When the 236-bed Cabrini Hospital in Gramercy Park closed in 2008, the property was picked up by MSKCC, which paid $83.1 million for the site. MSKCC had planned to use the campus for care facilities, but then opted to sell the five-building complex to the Chetrit Group for $152.7 million, or about $351 per square foot, according to CoStar.

“One hospital originally acquired it for its own use, flipped it and then there was a significant change in the price,” said Mr. Wexler. “Now … the value will be increased yet again.”

Today, the former Cabrini campus is known as Gramercy Square, and the residential development is designed to profit on the sizzling real estate market when completed in 2016.

The Chetrit Group is also converting the former Mary Immaculate Hospital in Jamaica, Queens into a four-building, 298,000-square-foot residential complex. According to YIMBY, Chetrit bought the bankrupt hospital’s campus for $4.8 million, or less than $12 per buildable square foot, in 2009.

In Greenwich Village, Rudin Management Company and Global Holdings’ Greenwich Lane condos and townhouses are rising at the former home of St. Vincent’s Hospital, which was sold for $260 million to the developers.

“The Rudins had the foresight to see that a lot of these buildings and the sites where they were located had much more potential to capitalize on this hot residential market and develop into high-end luxury condo units,” Mr. Wexler said. Today, units are on the market at Greenwich Lane for $25 million.

Some properties, Mr. Wexler noted, are less likely to be sold and converted to other uses than others.

“I think that most of the space developed along York Avenue in medical will not likely convert into residential because there is a need for [medical] space near the home campuses,” he said of the handful of hospitals present on the Upper East Side.

And some buildings are actually being converted for medical use. In 2014, the William Macklowe Company purchased 156 William Street for $62.5 million from Capstone Equities. Mr. Macklowe plans to reposition the 12-story building exclusively for medical tenants.

“We felt it was sort of natural since the building is directly across the street from NY Presbyterian-Downtown Hospital,” Mr. Macklowe told CO. “Now, when St. Vincent’s shuttered and went bankrupt, that left Downtown as the only acute care facility south of 14th Street. The reinvestment in development and redevelopment downtown is extraordinary. This changes the whole complexion downtown.
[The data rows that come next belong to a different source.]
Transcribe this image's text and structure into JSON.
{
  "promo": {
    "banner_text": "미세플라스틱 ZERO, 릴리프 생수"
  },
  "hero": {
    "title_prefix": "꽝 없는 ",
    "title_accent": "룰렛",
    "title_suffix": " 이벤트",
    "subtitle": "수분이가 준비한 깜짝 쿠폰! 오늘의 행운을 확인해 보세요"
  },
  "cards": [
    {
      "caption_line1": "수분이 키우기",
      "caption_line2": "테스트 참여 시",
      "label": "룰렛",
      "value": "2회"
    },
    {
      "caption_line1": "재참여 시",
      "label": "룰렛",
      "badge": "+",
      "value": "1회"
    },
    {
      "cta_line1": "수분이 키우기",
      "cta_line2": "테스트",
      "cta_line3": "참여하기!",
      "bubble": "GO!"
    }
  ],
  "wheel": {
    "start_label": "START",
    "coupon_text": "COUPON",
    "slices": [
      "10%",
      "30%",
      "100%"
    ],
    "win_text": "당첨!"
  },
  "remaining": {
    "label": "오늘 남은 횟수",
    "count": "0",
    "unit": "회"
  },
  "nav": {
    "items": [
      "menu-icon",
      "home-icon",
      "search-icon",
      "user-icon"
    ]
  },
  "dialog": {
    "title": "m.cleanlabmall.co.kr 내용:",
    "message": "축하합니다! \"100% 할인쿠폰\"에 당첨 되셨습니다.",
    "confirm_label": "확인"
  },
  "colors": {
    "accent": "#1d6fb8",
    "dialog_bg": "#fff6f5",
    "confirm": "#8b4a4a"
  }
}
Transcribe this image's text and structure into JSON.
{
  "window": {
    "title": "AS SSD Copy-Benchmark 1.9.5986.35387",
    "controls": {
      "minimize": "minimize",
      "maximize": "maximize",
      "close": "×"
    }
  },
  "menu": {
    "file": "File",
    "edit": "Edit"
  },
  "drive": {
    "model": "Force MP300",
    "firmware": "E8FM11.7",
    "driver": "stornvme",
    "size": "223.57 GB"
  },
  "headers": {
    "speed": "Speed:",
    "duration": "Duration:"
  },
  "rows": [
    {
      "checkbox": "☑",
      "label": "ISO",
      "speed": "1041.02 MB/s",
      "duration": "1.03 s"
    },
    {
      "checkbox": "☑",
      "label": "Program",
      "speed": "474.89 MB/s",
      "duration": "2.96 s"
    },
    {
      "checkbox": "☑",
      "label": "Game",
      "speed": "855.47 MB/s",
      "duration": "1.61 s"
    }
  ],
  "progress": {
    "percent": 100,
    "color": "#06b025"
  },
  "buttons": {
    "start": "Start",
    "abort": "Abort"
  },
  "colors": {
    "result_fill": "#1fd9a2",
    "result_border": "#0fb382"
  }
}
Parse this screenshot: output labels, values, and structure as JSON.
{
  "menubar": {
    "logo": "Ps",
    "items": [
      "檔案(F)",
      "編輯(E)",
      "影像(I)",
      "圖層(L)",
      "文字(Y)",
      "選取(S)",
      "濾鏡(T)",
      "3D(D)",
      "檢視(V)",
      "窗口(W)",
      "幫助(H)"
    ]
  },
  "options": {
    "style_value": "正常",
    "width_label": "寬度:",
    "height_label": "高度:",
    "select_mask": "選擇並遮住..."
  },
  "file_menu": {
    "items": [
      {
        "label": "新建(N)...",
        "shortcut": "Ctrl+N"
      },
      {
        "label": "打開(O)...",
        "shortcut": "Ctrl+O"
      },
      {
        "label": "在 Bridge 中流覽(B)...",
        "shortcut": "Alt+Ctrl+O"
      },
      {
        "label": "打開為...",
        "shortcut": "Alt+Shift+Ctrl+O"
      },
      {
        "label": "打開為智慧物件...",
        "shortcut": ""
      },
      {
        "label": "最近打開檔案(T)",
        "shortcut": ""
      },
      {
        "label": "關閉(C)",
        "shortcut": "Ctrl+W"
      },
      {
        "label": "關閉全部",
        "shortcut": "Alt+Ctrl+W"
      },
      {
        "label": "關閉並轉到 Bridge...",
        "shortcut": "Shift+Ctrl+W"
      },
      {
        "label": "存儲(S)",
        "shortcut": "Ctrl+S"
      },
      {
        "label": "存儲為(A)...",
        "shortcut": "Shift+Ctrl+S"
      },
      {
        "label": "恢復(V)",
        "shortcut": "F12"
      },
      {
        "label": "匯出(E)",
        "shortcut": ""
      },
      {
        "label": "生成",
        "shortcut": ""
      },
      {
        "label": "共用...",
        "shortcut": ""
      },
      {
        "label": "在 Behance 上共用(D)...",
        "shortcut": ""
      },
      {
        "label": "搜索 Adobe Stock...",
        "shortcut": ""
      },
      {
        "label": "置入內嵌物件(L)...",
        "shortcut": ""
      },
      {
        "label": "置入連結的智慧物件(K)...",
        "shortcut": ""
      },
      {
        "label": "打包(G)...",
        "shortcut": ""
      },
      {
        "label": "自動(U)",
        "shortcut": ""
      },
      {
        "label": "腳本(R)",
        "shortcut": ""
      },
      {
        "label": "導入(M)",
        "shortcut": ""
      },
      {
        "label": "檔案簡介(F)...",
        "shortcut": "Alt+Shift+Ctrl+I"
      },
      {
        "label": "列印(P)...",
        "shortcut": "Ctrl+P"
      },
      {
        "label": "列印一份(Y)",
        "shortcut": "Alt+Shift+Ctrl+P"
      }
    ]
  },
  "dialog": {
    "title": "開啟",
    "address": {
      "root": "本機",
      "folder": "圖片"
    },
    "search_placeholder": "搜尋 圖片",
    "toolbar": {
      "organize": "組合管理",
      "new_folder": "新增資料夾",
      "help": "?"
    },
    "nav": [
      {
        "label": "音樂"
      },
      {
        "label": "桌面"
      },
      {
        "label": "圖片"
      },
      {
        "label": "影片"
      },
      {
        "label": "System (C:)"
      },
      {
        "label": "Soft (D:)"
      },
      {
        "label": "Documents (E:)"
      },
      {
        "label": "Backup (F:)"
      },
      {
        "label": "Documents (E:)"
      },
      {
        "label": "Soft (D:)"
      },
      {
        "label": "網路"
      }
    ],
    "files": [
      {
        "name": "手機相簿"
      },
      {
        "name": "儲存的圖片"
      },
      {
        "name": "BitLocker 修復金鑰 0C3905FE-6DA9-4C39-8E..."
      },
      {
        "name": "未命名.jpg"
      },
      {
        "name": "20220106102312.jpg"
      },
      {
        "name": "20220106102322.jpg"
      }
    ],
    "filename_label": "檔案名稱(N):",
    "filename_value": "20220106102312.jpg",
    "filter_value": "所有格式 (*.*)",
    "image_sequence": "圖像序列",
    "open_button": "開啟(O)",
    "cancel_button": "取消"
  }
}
And when you have a thriving 24/7 community, there’s the need for health care.”

The Future of Hospitals and New York Real Estate

According to a 2014 report issued by the Centers for Medicare and Medicaid Services, spending on health care is estimated to grow at an average rate of 5.7 percent through 2023, which means that hospitals and health care providers will be forced to continue to find cost-effective ways of delivering care and attracting new patients.

“Over the last decade and a half, hospitals did everything they could to rationalize the cost of care,” said Mr. Leibler, noting that many institutions significantly eliminated staff and services to help their bottom lines. “These are things on the periphery that don’t interfere with primary care. Sooner or later, we run out of things to do and need a structural change.”

Mr. Ahn believes Mount Sinai will continue to invest in the five boroughs and the tri-state area to increase the number of patients it can treat, thereby generating more revenue.

“There are struggles,” Mr. Ahn said. “We are all feeling it. Medicare rates are cut in half. Managed care rates are being reduced. It’s a challenge for most hospitals. We have to be very nimble in our business. It’s a very competitive environment. All the major systems are making major real estate investments not only in their infrastructure but in their expansion of ambulatory facilities, which feed the main hospitals.”

And Mr. Ahn knows he will need to ensure all of his facilities are first rate from an architectural perspective.

“It’s important to have facilities that are modern, patient-friendly, navigate well, are architecturally pleasing and are a place where people want to go and feel a sense of quality medicine being delivered,” he said. “I think that patients sometimes will gravitate to a facility that’s beautiful and well appointed not knowing the quality of doctors.”